Excerpts from a dataset
· · · ·

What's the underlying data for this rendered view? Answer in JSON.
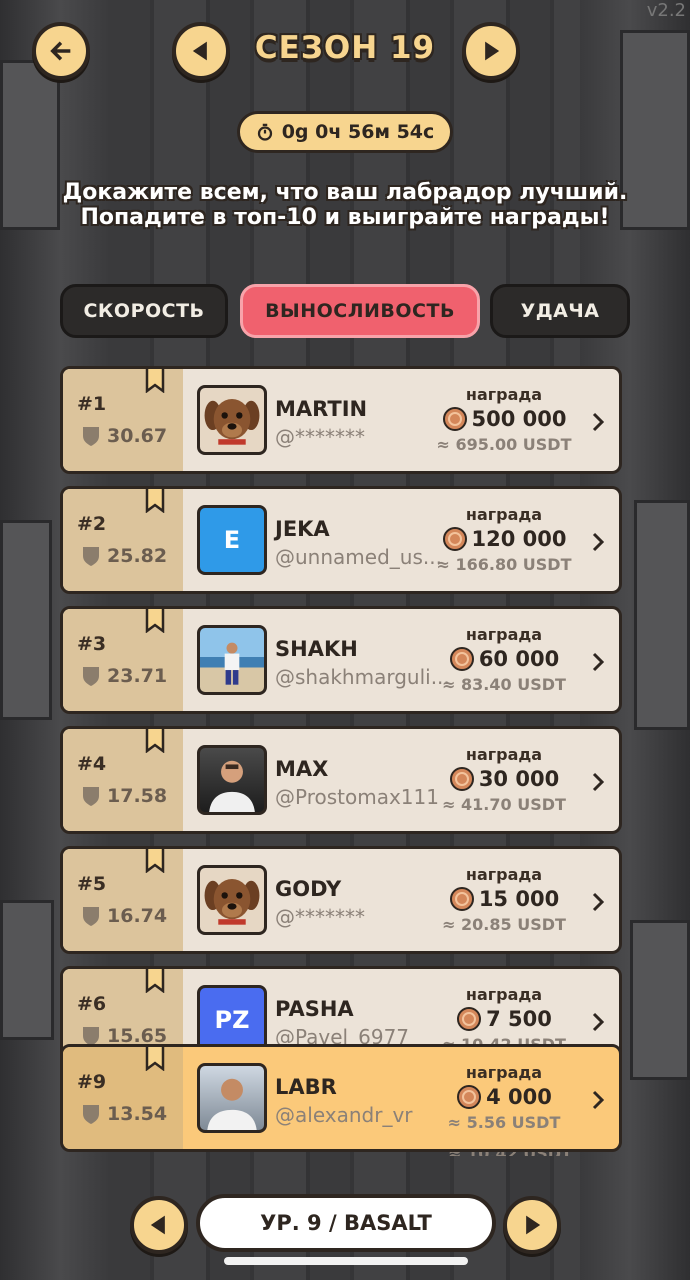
{
  "header": {
    "season_title": "СЕЗОН 19",
    "timer": "0g 0ч 56м 54с",
    "version": "v2.2"
  },
  "subtitle": "Докажите всем, что ваш лабрадор лучший. Попадите в топ-10 и выиграйте награды!",
  "tabs": [
    {
      "label": "СКОРОСТЬ",
      "active": false
    },
    {
      "label": "ВЫНОСЛИВОСТЬ",
      "active": true
    },
    {
      "label": "УДАЧА",
      "active": false
    }
  ],
  "leaderboard": [
    {
      "rank": "#1",
      "score": "30.67",
      "name": "MARTIN",
      "handle": "@*******",
      "avatar": "dog",
      "reward_label": "награда",
      "reward": "500 000",
      "usdt": "≈ 695.00 USDT"
    },
    {
      "rank": "#2",
      "score": "25.82",
      "name": "JEKA",
      "handle": "@unnamed_us...",
      "avatar": "E",
      "reward_label": "награда",
      "reward": "120 000",
      "usdt": "≈ 166.80 USDT"
    },
    {
      "rank": "#3",
      "score": "23.71",
      "name": "SHAKH",
      "handle": "@shakhmarguli...",
      "avatar": "photo-beach",
      "reward_label": "награда",
      "reward": "60 000",
      "usdt": "≈ 83.40 USDT"
    },
    {
      "rank": "#4",
      "score": "17.58",
      "name": "MAX",
      "handle": "@Prostomax111",
      "avatar": "photo-car",
      "reward_label": "награда",
      "reward": "30 000",
      "usdt": "≈ 41.70 USDT"
    },
    {
      "rank": "#5",
      "score": "16.74",
      "name": "GODY",
      "handle": "@*******",
      "avatar": "dog",
      "reward_label": "награда",
      "reward": "15 000",
      "usdt": "≈ 20.85 USDT"
    },
    {
      "rank": "#6",
      "score": "15.65",
      "name": "PASHA",
      "handle": "@Pavel_6977",
      "avatar": "PZ",
      "reward_label": "награда",
      "reward": "7 500",
      "usdt": "≈ 10.42 USDT"
    }
  ],
  "my_entry": {
    "rank": "#9",
    "score": "13.54",
    "name": "LABR",
    "handle": "@alexandr_vr",
    "reward_label": "награда",
    "reward": "4 000",
    "usdt": "≈ 5.56 USDT"
  },
  "hidden_peek": {
    "usdt": "≈ 10.42 USDT"
  },
  "footer": {
    "level": "УР. 9 / BASALT"
  },
  "colors": {
    "accent": "#f7d58f",
    "active_tab": "#f0616e",
    "card": "#ece3d8",
    "my_card": "#fbc97a",
    "avatar_e": "#2f9ae8",
    "avatar_pz": "#4a6cf0"
  }
}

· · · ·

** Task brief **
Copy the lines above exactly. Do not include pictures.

** Solution to this exercise **
What's the underlying data for this rendered view? Answer in JSON.
{
  "header": {
    "season_title": "СЕЗОН 19",
    "timer": "0g 0ч 56м 54с",
    "version": "v2.2"
  },
  "subtitle": "Докажите всем, что ваш лабрадор лучший. Попадите в топ-10 и выиграйте награды!",
  "tabs": [
    {
      "label": "СКОРОСТЬ",
      "active": false
    },
    {
      "label": "ВЫНОСЛИВОСТЬ",
      "active": true
    },
    {
      "label": "УДАЧА",
      "active": false
    }
  ],
  "leaderboard": [
    {
      "rank": "#1",
      "score": "30.67",
      "name": "MARTIN",
      "handle": "@*******",
      "avatar": "dog",
      "reward_label": "награда",
      "reward": "500 000",
      "usdt": "≈ 695.00 USDT"
    },
    {
      "rank": "#2",
      "score": "25.82",
      "name": "JEKA",
      "handle": "@unnamed_us...",
      "avatar": "E",
      "reward_label": "награда",
      "reward": "120 000",
      "usdt": "≈ 166.80 USDT"
    },
    {
      "rank": "#3",
      "score": "23.71",
      "name": "SHAKH",
      "handle": "@shakhmarguli...",
      "avatar": "photo-beach",
      "reward_label": "награда",
      "reward": "60 000",
      "usdt": "≈ 83.40 USDT"
    },
    {
      "rank": "#4",
      "score": "17.58",
      "name": "MAX",
      "handle": "@Prostomax111",
      "avatar": "photo-car",
      "reward_label": "награда",
      "reward": "30 000",
      "usdt": "≈ 41.70 USDT"
    },
    {
      "rank": "#5",
      "score": "16.74",
      "name": "GODY",
      "handle": "@*******",
      "avatar": "dog",
      "reward_label": "награда",
      "reward": "15 000",
      "usdt": "≈ 20.85 USDT"
    },
    {
      "rank": "#6",
      "score": "15.65",
      "name": "PASHA",
      "handle": "@Pavel_6977",
      "avatar": "PZ",
      "reward_label": "награда",
      "reward": "7 500",
      "usdt": "≈ 10.42 USDT"
    }
  ],
  "my_entry": {
    "rank": "#9",
    "score": "13.54",
    "name": "LABR",
    "handle": "@alexandr_vr",
    "reward_label": "награда",
    "reward": "4 000",
    "usdt": "≈ 5.56 USDT"
  },
  "hidden_peek": {
    "usdt": "≈ 10.42 USDT"
  },
  "footer": {
    "level": "УР. 9 / BASALT"
  },
  "colors": {
    "accent": "#f7d58f",
    "active_tab": "#f0616e",
    "card": "#ece3d8",
    "my_card": "#fbc97a",
    "avatar_e": "#2f9ae8",
    "avatar_pz": "#4a6cf0"
  }
}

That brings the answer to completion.